### [DATA TO USE]

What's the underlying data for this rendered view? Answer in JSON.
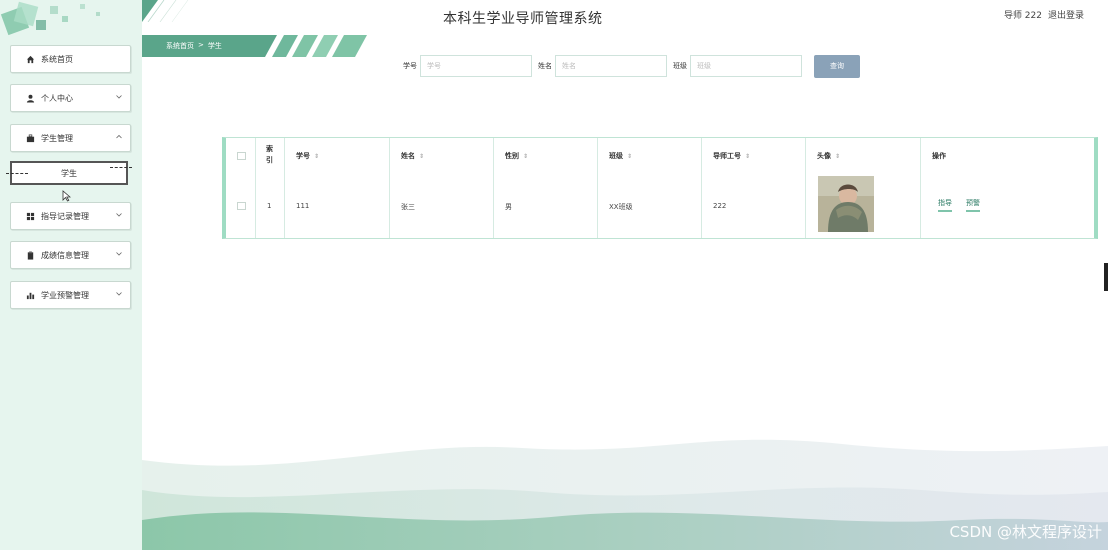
{
  "header": {
    "title": "本科生学业导师管理系统",
    "user_label": "导师 222",
    "logout_label": "退出登录"
  },
  "breadcrumb": {
    "home": "系统首页",
    "separator": ">",
    "current": "学生"
  },
  "sidebar": {
    "items": [
      {
        "label": "系统首页",
        "icon": "home-icon"
      },
      {
        "label": "个人中心",
        "icon": "person-icon"
      },
      {
        "label": "学生管理",
        "icon": "briefcase-icon"
      },
      {
        "label": "学生",
        "icon": ""
      },
      {
        "label": "指导记录管理",
        "icon": "grid-icon"
      },
      {
        "label": "成绩信息管理",
        "icon": "clipboard-icon"
      },
      {
        "label": "学业预警管理",
        "icon": "bar-chart-icon"
      }
    ]
  },
  "search": {
    "student_id_label": "学号",
    "student_id_placeholder": "学号",
    "name_label": "姓名",
    "name_placeholder": "姓名",
    "class_label": "班级",
    "class_placeholder": "班级",
    "button_label": "查询"
  },
  "table": {
    "headers": {
      "index": "索引",
      "student_id": "学号",
      "name": "姓名",
      "gender": "性别",
      "class": "班级",
      "teacher_id": "导师工号",
      "avatar": "头像",
      "actions": "操作"
    },
    "rows": [
      {
        "index": "1",
        "student_id": "111",
        "name": "张三",
        "gender": "男",
        "class": "XX班级",
        "teacher_id": "222",
        "action_guide": "指导",
        "action_warn": "预警"
      }
    ]
  },
  "watermark": "CSDN @林文程序设计",
  "colors": {
    "sidebar_bg": "#e6f5ee",
    "accent_green": "#5aa58a",
    "search_button": "#8aa2b8",
    "table_border": "#9fdcc3"
  }
}
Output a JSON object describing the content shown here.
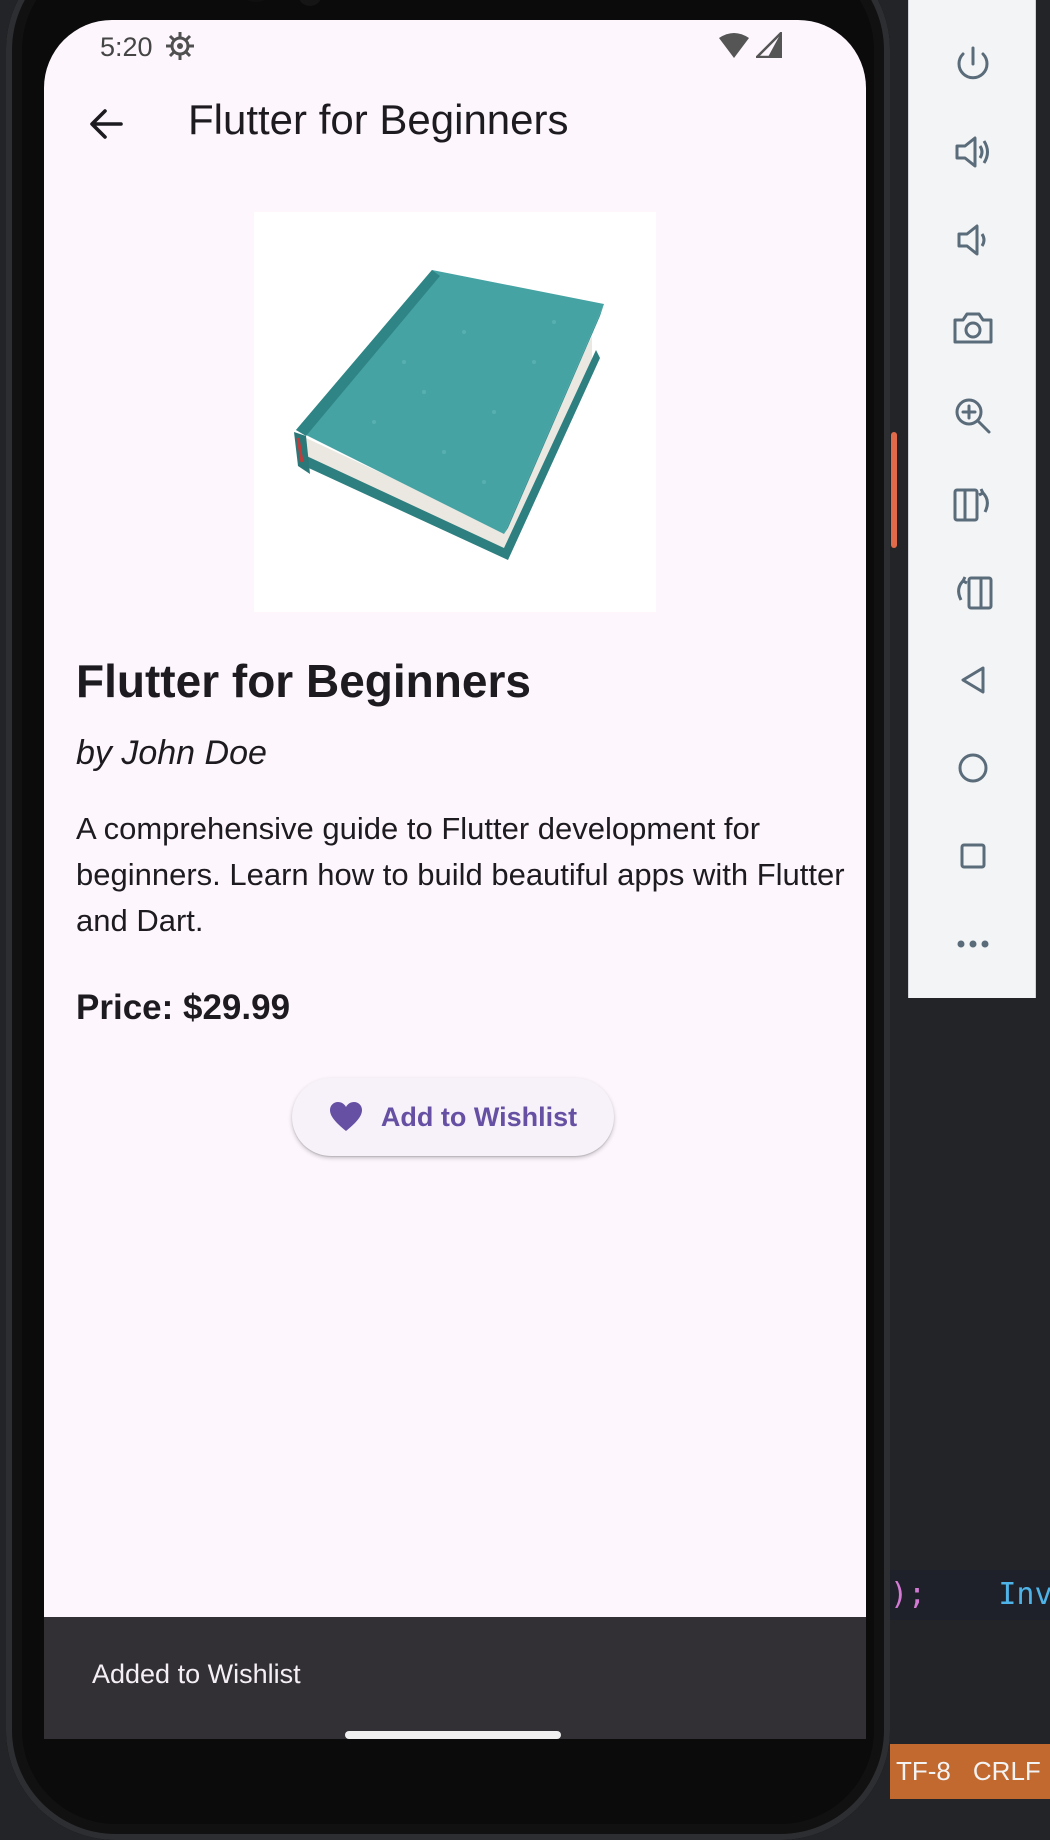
{
  "status_bar": {
    "time": "5:20",
    "gear_icon": "settings-gear-icon",
    "wifi_icon": "wifi-icon",
    "signal_icon": "cell-signal-icon"
  },
  "app_bar": {
    "back_icon": "arrow-back-icon",
    "title": "Flutter for Beginners"
  },
  "book": {
    "cover_image": "book-cover-image",
    "title": "Flutter for Beginners",
    "author": "by John Doe",
    "description": "A comprehensive guide to Flutter development for beginners. Learn how to build beautiful apps with Flutter and Dart.",
    "price": "Price: $29.99"
  },
  "wishlist_button": {
    "label": "Add to Wishlist",
    "icon": "heart-icon"
  },
  "snackbar": {
    "message": "Added to Wishlist"
  },
  "emulator_toolbar": {
    "buttons": [
      "power-icon",
      "volume-up-icon",
      "volume-down-icon",
      "camera-icon",
      "zoom-in-icon",
      "rotate-left-icon",
      "rotate-right-icon",
      "back-triangle-icon",
      "home-circle-icon",
      "overview-square-icon",
      "more-icon"
    ]
  },
  "ide": {
    "code_paren": ");",
    "code_keyword": "Inv",
    "encoding": "TF-8",
    "line_ending": "CRLF"
  },
  "colors": {
    "screen_background": "#fdf7fd",
    "accent_purple": "#6650a4",
    "snackbar_background": "#322f35",
    "book_teal": "#3f9c9c"
  }
}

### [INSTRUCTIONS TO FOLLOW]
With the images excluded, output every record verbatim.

### [ANSWER FOR THE TASK]
What's the underlying data for this rendered view? Answer in JSON.
{
  "header": {
    "title": "本科生学业导师管理系统",
    "user_label": "导师 222",
    "logout_label": "退出登录"
  },
  "breadcrumb": {
    "home": "系统首页",
    "separator": ">",
    "current": "学生"
  },
  "sidebar": {
    "items": [
      {
        "label": "系统首页",
        "icon": "home-icon"
      },
      {
        "label": "个人中心",
        "icon": "person-icon"
      },
      {
        "label": "学生管理",
        "icon": "briefcase-icon"
      },
      {
        "label": "学生",
        "icon": ""
      },
      {
        "label": "指导记录管理",
        "icon": "grid-icon"
      },
      {
        "label": "成绩信息管理",
        "icon": "clipboard-icon"
      },
      {
        "label": "学业预警管理",
        "icon": "bar-chart-icon"
      }
    ]
  },
  "search": {
    "student_id_label": "学号",
    "student_id_placeholder": "学号",
    "name_label": "姓名",
    "name_placeholder": "姓名",
    "class_label": "班级",
    "class_placeholder": "班级",
    "button_label": "查询"
  },
  "table": {
    "headers": {
      "index": "索引",
      "student_id": "学号",
      "name": "姓名",
      "gender": "性别",
      "class": "班级",
      "teacher_id": "导师工号",
      "avatar": "头像",
      "actions": "操作"
    },
    "rows": [
      {
        "index": "1",
        "student_id": "111",
        "name": "张三",
        "gender": "男",
        "class": "XX班级",
        "teacher_id": "222",
        "action_guide": "指导",
        "action_warn": "预警"
      }
    ]
  },
  "watermark": "CSDN @林文程序设计",
  "colors": {
    "sidebar_bg": "#e6f5ee",
    "accent_green": "#5aa58a",
    "search_button": "#8aa2b8",
    "table_border": "#9fdcc3"
  }
}
Output a JSON object describing the content shown here.
{
  "status_bar": {
    "time": "5:20",
    "gear_icon": "settings-gear-icon",
    "wifi_icon": "wifi-icon",
    "signal_icon": "cell-signal-icon"
  },
  "app_bar": {
    "back_icon": "arrow-back-icon",
    "title": "Flutter for Beginners"
  },
  "book": {
    "cover_image": "book-cover-image",
    "title": "Flutter for Beginners",
    "author": "by John Doe",
    "description": "A comprehensive guide to Flutter development for beginners. Learn how to build beautiful apps with Flutter and Dart.",
    "price": "Price: $29.99"
  },
  "wishlist_button": {
    "label": "Add to Wishlist",
    "icon": "heart-icon"
  },
  "snackbar": {
    "message": "Added to Wishlist"
  },
  "emulator_toolbar": {
    "buttons": [
      "power-icon",
      "volume-up-icon",
      "volume-down-icon",
      "camera-icon",
      "zoom-in-icon",
      "rotate-left-icon",
      "rotate-right-icon",
      "back-triangle-icon",
      "home-circle-icon",
      "overview-square-icon",
      "more-icon"
    ]
  },
  "ide": {
    "code_paren": ");",
    "code_keyword": "Inv",
    "encoding": "TF-8",
    "line_ending": "CRLF"
  },
  "colors": {
    "screen_background": "#fdf7fd",
    "accent_purple": "#6650a4",
    "snackbar_background": "#322f35",
    "book_teal": "#3f9c9c"
  }
}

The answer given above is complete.